Monday’s coalition agreement between the centre-left Labour Party (PvdA) and the free market liberal VVD Party will see the Netherlands with a new pro-European, pro-austerity government that plans on slashing 16 billion euros from its spending by 2017.
“Getting government finances in order is an absolute priority,” said second-time Prime Minister Mark Rutte, who, along with coalition partner Diederik Samsom of the PvdA, has targeted healthcare, social security and education for cuts. “Everybody will have to make sacrifices,” Samsom said.
For students, that means replacing grants with loans that have to be paid back and no more free travel on the rail network. Also on the chopping block are free school books.
“I think Holland will loose a lot of students because of this,” says recent Amsterdam nursing student Karima Adda, whose parents come from Morocco. She depended on grants for her education.
“Scrapping student grants, changing the travel card and scrapping health insurance benefits will cost students some €5,000 a year,” said Thijs van Reekum, chairman of student lobby group ISO.
The new leaders also pledged to raise the legal drinking age from 16 to 18 years old.
Immigration and integration
For migrants and refugees, the new coalition is offering a mixed bag. Amnesty will be granted to all refugee children who have lived in the country for more than five years, settling part of a contentious battle that has been fought out in the country’s municipalities for years. Direct family members will also be allowed to stay with them, removing old obstacles that saw some family members receiving asylum while others were sent across the border.
But immigrants will be excluded from receiving welfare for the first seven years of their residency in the Netherlands, and the residency requirement for both voting in local elections and nationalisation will increase from five to seven years.
A burqa ban will also come into effect in education, public transport, healthcare and in government buildings, where face covering clothing will not be allowed. And any person who wears face-covering clothes will not be entitled to receive social security. And the same sanction will apply to people who don’t speak Dutch: a basic command of the language will be a condition for receiving government money.

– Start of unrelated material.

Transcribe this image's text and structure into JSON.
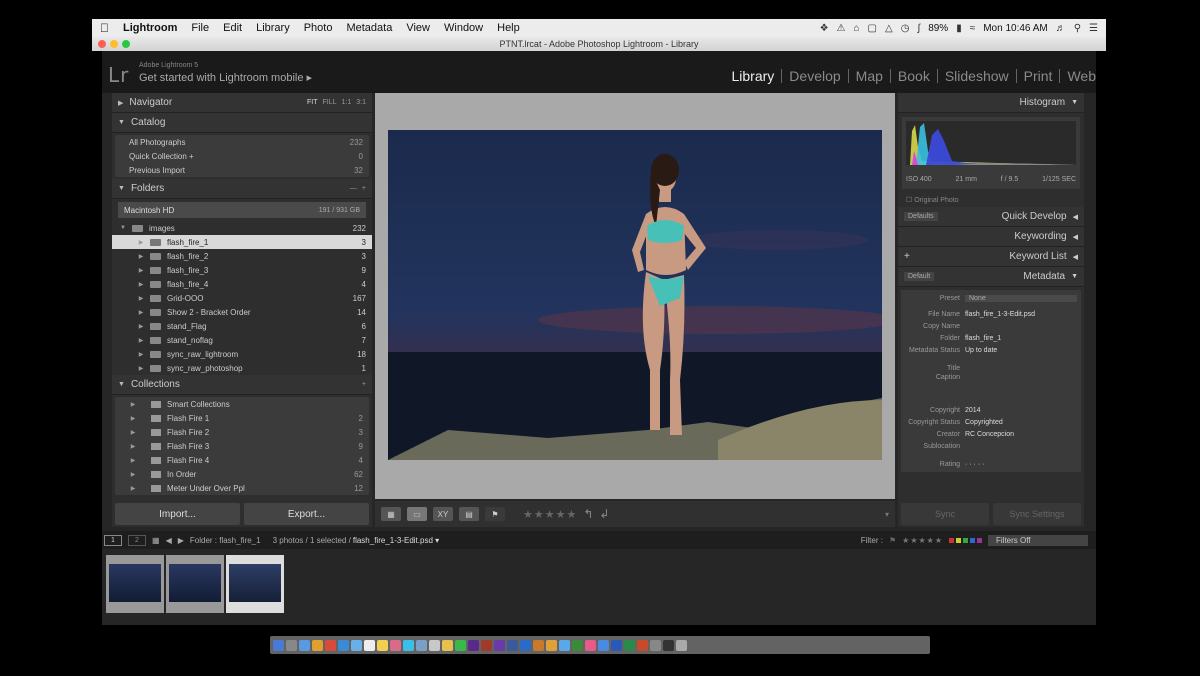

Development aid, which now stands at 4.6 billion euros, is expected to be cut by one billion euros. “It is shocking, much worse than expected…,” said Farah Karimi, director of Oxfam Novib. “Two international agreements are being broken. We will be under the 0.7% of GDP limit for development aid and there is no extra money for climate policies in developing countries.”
But both labour and liberal leaders say the cuts are necessary to ensure that the Netherlands comes out of the Euro crisis strengthened. One of the strongest European economies, the Netherlands is still facing rising unemployment, lower housing prices and a stagnant economy. Siding with Germany, the new government, like its predecessor, is choosing the path of fiscal belt-tightening and deficit reduction.
Under the new economic blueprint, people with higher incomes are expected to bear more of the burden for balancing the budget. Both sides are saying they made concessions in order to “build bridges” between the ideologically opposed pro-labour PvdA and pro-business VVD parties.
In other issues, the Netherlands, which had been considering bidding for the 2028 Olympics (exactly a century after Amsterdam held the games last), will no longer try to host the games. The costs of bidding for and staging them, said the new agreement, is too financially risky and has little public support at the moment.
The controversial “weed pass” will also be scrapped. Dutch officials in the south of the country have instituted an embattled and largely unsuccessful policy whereby cannabis can only be sold to card-carrying Dutch residents. The plan was expected to be rolled out in the rest of the country at the start of 2013.
But under the new proposals, while the weed pass is out, coffee shops that sell cannibis will still be restricted to local residents who have identity cards to prove it.
”I don’t see any difference,” says a man who wants to be identified only as Bob S. He has been selling cannabis at Amsterdam’s Yo-Yo coffee shop for 22 years.
“We still are not able to welcome foreign customers, so that sounds exactly the same as the weed pass.” Still, he says he doubts authorities will be able to enforce the new policy. “It’s the same with the smoking ban in small cafes,” he says. “No one ever came here to check. So I’m not really worried.”